■ What the task requires:
Each line of the data below should be repeated exactly.

■ Data for processing:
• • • • • • •

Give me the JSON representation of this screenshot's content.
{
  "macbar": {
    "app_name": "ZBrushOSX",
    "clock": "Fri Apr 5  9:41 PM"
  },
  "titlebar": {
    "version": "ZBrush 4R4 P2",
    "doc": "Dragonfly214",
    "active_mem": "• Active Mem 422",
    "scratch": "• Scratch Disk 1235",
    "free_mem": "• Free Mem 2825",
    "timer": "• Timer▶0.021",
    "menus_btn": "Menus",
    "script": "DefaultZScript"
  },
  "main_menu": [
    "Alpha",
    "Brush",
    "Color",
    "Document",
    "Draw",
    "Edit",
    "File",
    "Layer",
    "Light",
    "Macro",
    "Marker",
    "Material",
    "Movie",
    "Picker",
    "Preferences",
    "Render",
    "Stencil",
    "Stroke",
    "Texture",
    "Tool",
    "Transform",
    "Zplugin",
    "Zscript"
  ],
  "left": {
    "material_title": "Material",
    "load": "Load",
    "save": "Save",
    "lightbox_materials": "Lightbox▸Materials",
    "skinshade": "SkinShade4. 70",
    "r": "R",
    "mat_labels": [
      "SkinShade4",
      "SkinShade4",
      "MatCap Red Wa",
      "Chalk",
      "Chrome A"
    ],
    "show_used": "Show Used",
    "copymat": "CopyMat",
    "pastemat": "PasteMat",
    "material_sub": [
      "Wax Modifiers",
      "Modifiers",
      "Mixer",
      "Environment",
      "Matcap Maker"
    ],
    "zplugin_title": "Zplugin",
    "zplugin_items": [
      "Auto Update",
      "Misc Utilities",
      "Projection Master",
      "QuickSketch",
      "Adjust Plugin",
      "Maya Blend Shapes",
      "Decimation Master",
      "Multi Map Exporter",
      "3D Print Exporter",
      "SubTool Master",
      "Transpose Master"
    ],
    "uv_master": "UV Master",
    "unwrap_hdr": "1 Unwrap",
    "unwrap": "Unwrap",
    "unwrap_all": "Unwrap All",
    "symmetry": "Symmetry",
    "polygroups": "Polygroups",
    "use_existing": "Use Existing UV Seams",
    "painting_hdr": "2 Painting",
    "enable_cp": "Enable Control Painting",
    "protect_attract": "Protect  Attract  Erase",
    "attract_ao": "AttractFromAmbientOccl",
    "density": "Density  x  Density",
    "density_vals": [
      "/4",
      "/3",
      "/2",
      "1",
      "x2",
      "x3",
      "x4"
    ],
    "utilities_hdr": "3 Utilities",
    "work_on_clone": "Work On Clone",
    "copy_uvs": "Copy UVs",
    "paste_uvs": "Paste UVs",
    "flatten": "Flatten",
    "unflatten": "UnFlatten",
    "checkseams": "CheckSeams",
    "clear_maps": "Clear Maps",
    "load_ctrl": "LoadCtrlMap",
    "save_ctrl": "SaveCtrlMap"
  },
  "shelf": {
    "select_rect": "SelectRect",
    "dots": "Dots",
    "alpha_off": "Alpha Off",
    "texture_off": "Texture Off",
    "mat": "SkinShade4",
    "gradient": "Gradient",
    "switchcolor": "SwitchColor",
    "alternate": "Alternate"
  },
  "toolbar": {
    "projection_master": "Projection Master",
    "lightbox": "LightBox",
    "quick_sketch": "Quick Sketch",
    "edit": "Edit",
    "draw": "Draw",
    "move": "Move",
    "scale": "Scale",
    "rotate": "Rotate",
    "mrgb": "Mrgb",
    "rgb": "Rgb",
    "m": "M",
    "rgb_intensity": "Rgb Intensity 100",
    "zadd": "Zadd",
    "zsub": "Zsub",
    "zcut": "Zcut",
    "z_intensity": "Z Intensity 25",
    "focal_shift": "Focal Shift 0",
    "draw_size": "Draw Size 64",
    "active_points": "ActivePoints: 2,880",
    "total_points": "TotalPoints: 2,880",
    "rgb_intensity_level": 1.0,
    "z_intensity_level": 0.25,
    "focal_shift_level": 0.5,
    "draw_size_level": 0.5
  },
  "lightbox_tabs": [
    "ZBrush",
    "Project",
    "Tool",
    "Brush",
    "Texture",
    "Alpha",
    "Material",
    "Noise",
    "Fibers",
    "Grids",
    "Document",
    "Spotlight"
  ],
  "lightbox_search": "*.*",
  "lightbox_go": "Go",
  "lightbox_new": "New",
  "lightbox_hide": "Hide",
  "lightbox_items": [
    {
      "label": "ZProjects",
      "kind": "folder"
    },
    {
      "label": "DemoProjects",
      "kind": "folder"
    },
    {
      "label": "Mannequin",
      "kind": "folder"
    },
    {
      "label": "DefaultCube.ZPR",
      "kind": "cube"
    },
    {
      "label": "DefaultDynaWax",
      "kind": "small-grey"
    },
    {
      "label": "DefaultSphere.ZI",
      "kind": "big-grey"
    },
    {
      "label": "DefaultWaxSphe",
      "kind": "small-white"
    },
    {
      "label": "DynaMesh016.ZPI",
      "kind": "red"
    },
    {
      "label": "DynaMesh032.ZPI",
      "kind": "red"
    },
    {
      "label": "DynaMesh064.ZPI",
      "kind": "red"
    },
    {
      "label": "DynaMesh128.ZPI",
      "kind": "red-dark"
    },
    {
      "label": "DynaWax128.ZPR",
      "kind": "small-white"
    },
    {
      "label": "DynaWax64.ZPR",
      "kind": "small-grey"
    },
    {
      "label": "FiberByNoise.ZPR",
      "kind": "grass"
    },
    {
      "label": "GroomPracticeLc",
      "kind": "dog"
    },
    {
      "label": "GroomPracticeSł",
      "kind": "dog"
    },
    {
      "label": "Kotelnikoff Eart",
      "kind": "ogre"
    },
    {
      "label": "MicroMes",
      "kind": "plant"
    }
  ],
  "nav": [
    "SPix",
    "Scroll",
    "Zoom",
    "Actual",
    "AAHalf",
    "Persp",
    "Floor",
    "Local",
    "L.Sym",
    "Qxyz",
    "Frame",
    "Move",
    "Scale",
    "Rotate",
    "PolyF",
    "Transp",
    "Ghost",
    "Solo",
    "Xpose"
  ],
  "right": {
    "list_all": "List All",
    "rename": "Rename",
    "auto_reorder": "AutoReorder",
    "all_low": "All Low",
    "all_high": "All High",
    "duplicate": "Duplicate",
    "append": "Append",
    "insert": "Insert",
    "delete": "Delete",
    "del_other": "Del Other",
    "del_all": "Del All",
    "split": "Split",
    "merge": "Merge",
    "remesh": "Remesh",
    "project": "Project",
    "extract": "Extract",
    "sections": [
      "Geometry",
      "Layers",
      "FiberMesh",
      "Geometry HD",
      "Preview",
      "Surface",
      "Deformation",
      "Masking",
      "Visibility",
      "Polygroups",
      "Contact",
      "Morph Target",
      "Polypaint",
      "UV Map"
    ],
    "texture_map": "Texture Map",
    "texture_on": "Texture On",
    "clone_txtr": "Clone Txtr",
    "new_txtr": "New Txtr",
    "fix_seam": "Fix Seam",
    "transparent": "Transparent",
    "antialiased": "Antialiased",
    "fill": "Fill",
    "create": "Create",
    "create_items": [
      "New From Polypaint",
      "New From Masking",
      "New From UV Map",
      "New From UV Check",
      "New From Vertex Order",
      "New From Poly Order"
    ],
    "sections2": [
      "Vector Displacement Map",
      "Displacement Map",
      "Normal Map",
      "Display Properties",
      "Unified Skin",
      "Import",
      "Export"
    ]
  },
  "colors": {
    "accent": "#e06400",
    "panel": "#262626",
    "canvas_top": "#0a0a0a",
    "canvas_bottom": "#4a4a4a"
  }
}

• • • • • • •

■ Answer for this exercise:
Give me the JSON representation of this screenshot's content.
{
  "macbar": {
    "app_name": "ZBrushOSX",
    "clock": "Fri Apr 5  9:41 PM"
  },
  "titlebar": {
    "version": "ZBrush 4R4 P2",
    "doc": "Dragonfly214",
    "active_mem": "• Active Mem 422",
    "scratch": "• Scratch Disk 1235",
    "free_mem": "• Free Mem 2825",
    "timer": "• Timer▶0.021",
    "menus_btn": "Menus",
    "script": "DefaultZScript"
  },
  "main_menu": [
    "Alpha",
    "Brush",
    "Color",
    "Document",
    "Draw",
    "Edit",
    "File",
    "Layer",
    "Light",
    "Macro",
    "Marker",
    "Material",
    "Movie",
    "Picker",
    "Preferences",
    "Render",
    "Stencil",
    "Stroke",
    "Texture",
    "Tool",
    "Transform",
    "Zplugin",
    "Zscript"
  ],
  "left": {
    "material_title": "Material",
    "load": "Load",
    "save": "Save",
    "lightbox_materials": "Lightbox▸Materials",
    "skinshade": "SkinShade4. 70",
    "r": "R",
    "mat_labels": [
      "SkinShade4",
      "SkinShade4",
      "MatCap Red Wa",
      "Chalk",
      "Chrome A"
    ],
    "show_used": "Show Used",
    "copymat": "CopyMat",
    "pastemat": "PasteMat",
    "material_sub": [
      "Wax Modifiers",
      "Modifiers",
      "Mixer",
      "Environment",
      "Matcap Maker"
    ],
    "zplugin_title": "Zplugin",
    "zplugin_items": [
      "Auto Update",
      "Misc Utilities",
      "Projection Master",
      "QuickSketch",
      "Adjust Plugin",
      "Maya Blend Shapes",
      "Decimation Master",
      "Multi Map Exporter",
      "3D Print Exporter",
      "SubTool Master",
      "Transpose Master"
    ],
    "uv_master": "UV Master",
    "unwrap_hdr": "1 Unwrap",
    "unwrap": "Unwrap",
    "unwrap_all": "Unwrap All",
    "symmetry": "Symmetry",
    "polygroups": "Polygroups",
    "use_existing": "Use Existing UV Seams",
    "painting_hdr": "2 Painting",
    "enable_cp": "Enable Control Painting",
    "protect_attract": "Protect  Attract  Erase",
    "attract_ao": "AttractFromAmbientOccl",
    "density": "Density  x  Density",
    "density_vals": [
      "/4",
      "/3",
      "/2",
      "1",
      "x2",
      "x3",
      "x4"
    ],
    "utilities_hdr": "3 Utilities",
    "work_on_clone": "Work On Clone",
    "copy_uvs": "Copy UVs",
    "paste_uvs": "Paste UVs",
    "flatten": "Flatten",
    "unflatten": "UnFlatten",
    "checkseams": "CheckSeams",
    "clear_maps": "Clear Maps",
    "load_ctrl": "LoadCtrlMap",
    "save_ctrl": "SaveCtrlMap"
  },
  "shelf": {
    "select_rect": "SelectRect",
    "dots": "Dots",
    "alpha_off": "Alpha Off",
    "texture_off": "Texture Off",
    "mat": "SkinShade4",
    "gradient": "Gradient",
    "switchcolor": "SwitchColor",
    "alternate": "Alternate"
  },
  "toolbar": {
    "projection_master": "Projection Master",
    "lightbox": "LightBox",
    "quick_sketch": "Quick Sketch",
    "edit": "Edit",
    "draw": "Draw",
    "move": "Move",
    "scale": "Scale",
    "rotate": "Rotate",
    "mrgb": "Mrgb",
    "rgb": "Rgb",
    "m": "M",
    "rgb_intensity": "Rgb Intensity 100",
    "zadd": "Zadd",
    "zsub": "Zsub",
    "zcut": "Zcut",
    "z_intensity": "Z Intensity 25",
    "focal_shift": "Focal Shift 0",
    "draw_size": "Draw Size 64",
    "active_points": "ActivePoints: 2,880",
    "total_points": "TotalPoints: 2,880",
    "rgb_intensity_level": 1.0,
    "z_intensity_level": 0.25,
    "focal_shift_level": 0.5,
    "draw_size_level": 0.5
  },
  "lightbox_tabs": [
    "ZBrush",
    "Project",
    "Tool",
    "Brush",
    "Texture",
    "Alpha",
    "Material",
    "Noise",
    "Fibers",
    "Grids",
    "Document",
    "Spotlight"
  ],
  "lightbox_search": "*.*",
  "lightbox_go": "Go",
  "lightbox_new": "New",
  "lightbox_hide": "Hide",
  "lightbox_items": [
    {
      "label": "ZProjects",
      "kind": "folder"
    },
    {
      "label": "DemoProjects",
      "kind": "folder"
    },
    {
      "label": "Mannequin",
      "kind": "folder"
    },
    {
      "label": "DefaultCube.ZPR",
      "kind": "cube"
    },
    {
      "label": "DefaultDynaWax",
      "kind": "small-grey"
    },
    {
      "label": "DefaultSphere.ZI",
      "kind": "big-grey"
    },
    {
      "label": "DefaultWaxSphe",
      "kind": "small-white"
    },
    {
      "label": "DynaMesh016.ZPI",
      "kind": "red"
    },
    {
      "label": "DynaMesh032.ZPI",
      "kind": "red"
    },
    {
      "label": "DynaMesh064.ZPI",
      "kind": "red"
    },
    {
      "label": "DynaMesh128.ZPI",
      "kind": "red-dark"
    },
    {
      "label": "DynaWax128.ZPR",
      "kind": "small-white"
    },
    {
      "label": "DynaWax64.ZPR",
      "kind": "small-grey"
    },
    {
      "label": "FiberByNoise.ZPR",
      "kind": "grass"
    },
    {
      "label": "GroomPracticeLc",
      "kind": "dog"
    },
    {
      "label": "GroomPracticeSł",
      "kind": "dog"
    },
    {
      "label": "Kotelnikoff Eart",
      "kind": "ogre"
    },
    {
      "label": "MicroMes",
      "kind": "plant"
    }
  ],
  "nav": [
    "SPix",
    "Scroll",
    "Zoom",
    "Actual",
    "AAHalf",
    "Persp",
    "Floor",
    "Local",
    "L.Sym",
    "Qxyz",
    "Frame",
    "Move",
    "Scale",
    "Rotate",
    "PolyF",
    "Transp",
    "Ghost",
    "Solo",
    "Xpose"
  ],
  "right": {
    "list_all": "List All",
    "rename": "Rename",
    "auto_reorder": "AutoReorder",
    "all_low": "All Low",
    "all_high": "All High",
    "duplicate": "Duplicate",
    "append": "Append",
    "insert": "Insert",
    "delete": "Delete",
    "del_other": "Del Other",
    "del_all": "Del All",
    "split": "Split",
    "merge": "Merge",
    "remesh": "Remesh",
    "project": "Project",
    "extract": "Extract",
    "sections": [
      "Geometry",
      "Layers",
      "FiberMesh",
      "Geometry HD",
      "Preview",
      "Surface",
      "Deformation",
      "Masking",
      "Visibility",
      "Polygroups",
      "Contact",
      "Morph Target",
      "Polypaint",
      "UV Map"
    ],
    "texture_map": "Texture Map",
    "texture_on": "Texture On",
    "clone_txtr": "Clone Txtr",
    "new_txtr": "New Txtr",
    "fix_seam": "Fix Seam",
    "transparent": "Transparent",
    "antialiased": "Antialiased",
    "fill": "Fill",
    "create": "Create",
    "create_items": [
      "New From Polypaint",
      "New From Masking",
      "New From UV Map",
      "New From UV Check",
      "New From Vertex Order",
      "New From Poly Order"
    ],
    "sections2": [
      "Vector Displacement Map",
      "Displacement Map",
      "Normal Map",
      "Display Properties",
      "Unified Skin",
      "Import",
      "Export"
    ]
  },
  "colors": {
    "accent": "#e06400",
    "panel": "#262626",
    "canvas_top": "#0a0a0a",
    "canvas_bottom": "#4a4a4a"
  }
}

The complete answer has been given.